I liked that because it stood in contrast to some earlier reading on Augustine who was convinced of humanity’s utter depravity.
Both allow for God’s grace. In fact, for Augustine, it’s an absolute necessity otherwise there is no hope whatsoever for humanity. We are, without God’s aid, utterly incapable of choosing Him. Barth doesn’t diminish the need for God’s grace but there’s an overall more hopeful image from him. Perhaps that reflects his universalist leanings. I confess I don’t know enough about the rest of his theology. But I liked the idea that creation is allowed to be messy and untidy and imperfect, just as we are as individuals. And yet, despite this, there’s room for God to work. In fact, one might argue that without it, there’s no need for God.
But the other interesting thing about Barth is that God’s work of grace in this messiness is to turn us to Him and, in His creation, reflect something of His glory. I don’t get that sense of ‘improvement’ with Augustine. Ultimately all we end up doing in his scheme of things is avoid slipping back into the mire. With Barth there’s the sense of liberation not oppression. And there’s the true sense of Christian hope – that creation is being saved as part of God’s covenant promise as we see its outworkings in God’s providence.

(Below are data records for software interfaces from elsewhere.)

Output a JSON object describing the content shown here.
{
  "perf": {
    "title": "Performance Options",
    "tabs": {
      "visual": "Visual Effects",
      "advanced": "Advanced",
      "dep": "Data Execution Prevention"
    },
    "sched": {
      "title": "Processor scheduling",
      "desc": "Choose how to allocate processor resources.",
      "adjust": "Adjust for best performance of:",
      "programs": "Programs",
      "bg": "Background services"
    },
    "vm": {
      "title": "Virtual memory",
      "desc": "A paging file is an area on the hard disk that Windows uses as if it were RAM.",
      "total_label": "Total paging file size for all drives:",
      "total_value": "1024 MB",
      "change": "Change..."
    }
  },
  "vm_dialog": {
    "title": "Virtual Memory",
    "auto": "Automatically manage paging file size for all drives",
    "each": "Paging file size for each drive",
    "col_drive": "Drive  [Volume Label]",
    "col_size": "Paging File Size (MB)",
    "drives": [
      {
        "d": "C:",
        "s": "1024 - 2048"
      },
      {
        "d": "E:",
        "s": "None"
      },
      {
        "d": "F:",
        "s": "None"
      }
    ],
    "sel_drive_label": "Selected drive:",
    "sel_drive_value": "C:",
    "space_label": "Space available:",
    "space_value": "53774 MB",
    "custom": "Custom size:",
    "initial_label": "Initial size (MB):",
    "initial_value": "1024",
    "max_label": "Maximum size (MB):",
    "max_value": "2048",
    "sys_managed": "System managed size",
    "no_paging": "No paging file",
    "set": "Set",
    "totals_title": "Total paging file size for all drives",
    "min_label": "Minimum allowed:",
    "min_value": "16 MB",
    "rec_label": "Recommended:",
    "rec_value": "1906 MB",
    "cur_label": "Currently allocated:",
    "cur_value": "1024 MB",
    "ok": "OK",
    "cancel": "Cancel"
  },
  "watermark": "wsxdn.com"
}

The world isn’t perfect, but it doesn’t have to be. Just as well really.